    • Prevention: SLPs are integrally involved in the efforts of schools to prevent academic failure in whatever form those initiatives may take; for example, in Response to Intervention (RTI). SLPs use evidence-based practice (EBP) in prevention approaches.
    • Assessment: SLPs conduct assessments in collaboration with others that help to identify students with communication disorders as well as to inform instruction and intervention, consistent with EBP.
    • Intervention: SLPs provide intervention that is appropriate to the age and learning needs of each individual student and is selected through an evidence-based decision-making process.
    • Program Design: SLPs configure schoolwide programs that employ a continuum of service delivery models in the least restrictive environment for students with disabilities, and that they provide services to other students as appropriate.
    • Data Collection and Analysis: SLPs, like all educators, are accountable for student outcomes. Therefore, data-based decision making, including gathering and interpreting data with individual students, as well as overall program evaluation are essential responsibilities.
    • Collaboration with Other School Professionals: SLPs provide services to support the instructional program at a school. Therefore, SLPs' unique contributions complement and augment those made by other professionals who also have unique perspectives and skills. Working collegially with general education teachers who are primarily responsible for curriculum and instruction is essential. SLPs also work closely with reading specialists, literacy coaches, special education teachers, occupational therapists, physical therapists, school psychologists, audiologists, guidance counselors, and social workers, in addition to others. Working with school and district administrators in designing and implementing programs is crucial.
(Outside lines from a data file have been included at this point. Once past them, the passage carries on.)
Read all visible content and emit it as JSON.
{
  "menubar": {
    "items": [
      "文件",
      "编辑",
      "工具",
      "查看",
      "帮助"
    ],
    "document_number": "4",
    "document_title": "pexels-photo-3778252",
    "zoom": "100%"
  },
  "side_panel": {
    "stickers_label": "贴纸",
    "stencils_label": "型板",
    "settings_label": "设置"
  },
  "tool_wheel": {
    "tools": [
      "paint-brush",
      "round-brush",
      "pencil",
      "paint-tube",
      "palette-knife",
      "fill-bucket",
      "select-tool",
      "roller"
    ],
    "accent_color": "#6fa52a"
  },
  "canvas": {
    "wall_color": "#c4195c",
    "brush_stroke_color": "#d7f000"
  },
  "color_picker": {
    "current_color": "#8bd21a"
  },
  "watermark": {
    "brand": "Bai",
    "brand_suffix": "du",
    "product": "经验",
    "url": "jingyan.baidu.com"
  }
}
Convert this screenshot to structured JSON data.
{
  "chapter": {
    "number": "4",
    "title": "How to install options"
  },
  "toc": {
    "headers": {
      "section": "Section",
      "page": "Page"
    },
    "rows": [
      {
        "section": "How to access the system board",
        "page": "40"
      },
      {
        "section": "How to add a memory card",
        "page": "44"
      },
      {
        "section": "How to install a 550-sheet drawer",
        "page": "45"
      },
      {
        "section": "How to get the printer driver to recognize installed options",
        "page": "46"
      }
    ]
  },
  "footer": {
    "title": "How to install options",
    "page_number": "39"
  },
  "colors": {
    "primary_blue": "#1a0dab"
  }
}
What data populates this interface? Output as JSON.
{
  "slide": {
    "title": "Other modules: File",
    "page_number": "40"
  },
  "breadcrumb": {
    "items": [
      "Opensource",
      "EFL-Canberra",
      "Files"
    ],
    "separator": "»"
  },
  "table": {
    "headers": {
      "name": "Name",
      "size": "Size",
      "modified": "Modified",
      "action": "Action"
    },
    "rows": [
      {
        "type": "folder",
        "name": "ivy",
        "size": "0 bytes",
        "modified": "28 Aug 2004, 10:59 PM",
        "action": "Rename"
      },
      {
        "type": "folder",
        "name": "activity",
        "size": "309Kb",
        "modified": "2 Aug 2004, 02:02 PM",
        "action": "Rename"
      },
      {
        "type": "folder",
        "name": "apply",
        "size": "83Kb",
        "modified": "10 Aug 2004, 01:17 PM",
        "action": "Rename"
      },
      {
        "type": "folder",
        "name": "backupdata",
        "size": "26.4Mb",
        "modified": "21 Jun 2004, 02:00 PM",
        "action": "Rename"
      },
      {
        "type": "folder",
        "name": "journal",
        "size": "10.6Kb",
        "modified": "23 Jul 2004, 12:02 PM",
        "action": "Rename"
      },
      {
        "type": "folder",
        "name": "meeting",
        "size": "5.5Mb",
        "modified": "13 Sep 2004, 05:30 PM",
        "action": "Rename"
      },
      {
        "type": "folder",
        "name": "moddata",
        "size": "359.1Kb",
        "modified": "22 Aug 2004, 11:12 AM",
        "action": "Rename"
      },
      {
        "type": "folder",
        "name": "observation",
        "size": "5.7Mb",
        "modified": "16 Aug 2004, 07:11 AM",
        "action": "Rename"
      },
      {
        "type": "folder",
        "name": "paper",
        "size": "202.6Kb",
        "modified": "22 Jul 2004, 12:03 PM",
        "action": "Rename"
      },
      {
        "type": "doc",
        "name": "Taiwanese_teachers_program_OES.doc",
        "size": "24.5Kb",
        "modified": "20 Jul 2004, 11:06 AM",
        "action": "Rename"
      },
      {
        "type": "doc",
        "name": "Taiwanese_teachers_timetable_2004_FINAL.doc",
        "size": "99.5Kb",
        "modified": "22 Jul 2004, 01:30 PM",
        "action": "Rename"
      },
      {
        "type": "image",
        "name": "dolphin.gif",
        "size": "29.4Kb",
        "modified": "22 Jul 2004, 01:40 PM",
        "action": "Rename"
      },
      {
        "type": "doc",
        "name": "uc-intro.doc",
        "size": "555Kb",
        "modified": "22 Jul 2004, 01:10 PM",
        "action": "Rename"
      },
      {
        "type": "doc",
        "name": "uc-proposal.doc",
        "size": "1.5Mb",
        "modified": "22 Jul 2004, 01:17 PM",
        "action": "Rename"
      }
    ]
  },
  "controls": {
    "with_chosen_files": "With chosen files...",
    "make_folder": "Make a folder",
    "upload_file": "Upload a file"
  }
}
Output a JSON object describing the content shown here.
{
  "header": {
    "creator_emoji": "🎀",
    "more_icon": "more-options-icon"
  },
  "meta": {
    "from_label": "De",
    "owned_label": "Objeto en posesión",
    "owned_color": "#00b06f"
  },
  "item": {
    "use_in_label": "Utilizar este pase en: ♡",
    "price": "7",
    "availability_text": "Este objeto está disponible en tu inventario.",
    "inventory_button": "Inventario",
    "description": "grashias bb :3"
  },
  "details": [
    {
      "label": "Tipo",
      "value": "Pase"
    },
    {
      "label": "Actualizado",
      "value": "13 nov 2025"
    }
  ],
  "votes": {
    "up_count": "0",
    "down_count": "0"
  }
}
    • Collaboration within the Community: SLPs work with a variety of individuals and agencies (e.g., physicians, private therapy practitioners, social service agencies, private schools, and vocational rehabilitation) who may be involved in teaching or providing services to district students.
    • Collaboration with Families: SLPs engage families in planning, decision making, and program implementation. SLPs are in a position to provide training to parents of students of all ages with regard to communication development and disorders. They may be especially helpful to families in creating a language- and literacy-rich home environment.
    • Supervision and Mentorship: SLPs are involved with supervising student SLPs and clinical fellows, as well as in mentoring new SLPs. They also may assist in training and supervising teacher assistants.
    To find your speech language therapist, contact your child's school or visit the individual school's website.
    Have questions about what it means for a student to receive speech-language services in the schools? Try this parents' guide to speech language disorders: https://www.speechandlanguagekids.com/parents-guide-to-speech-and-language-development/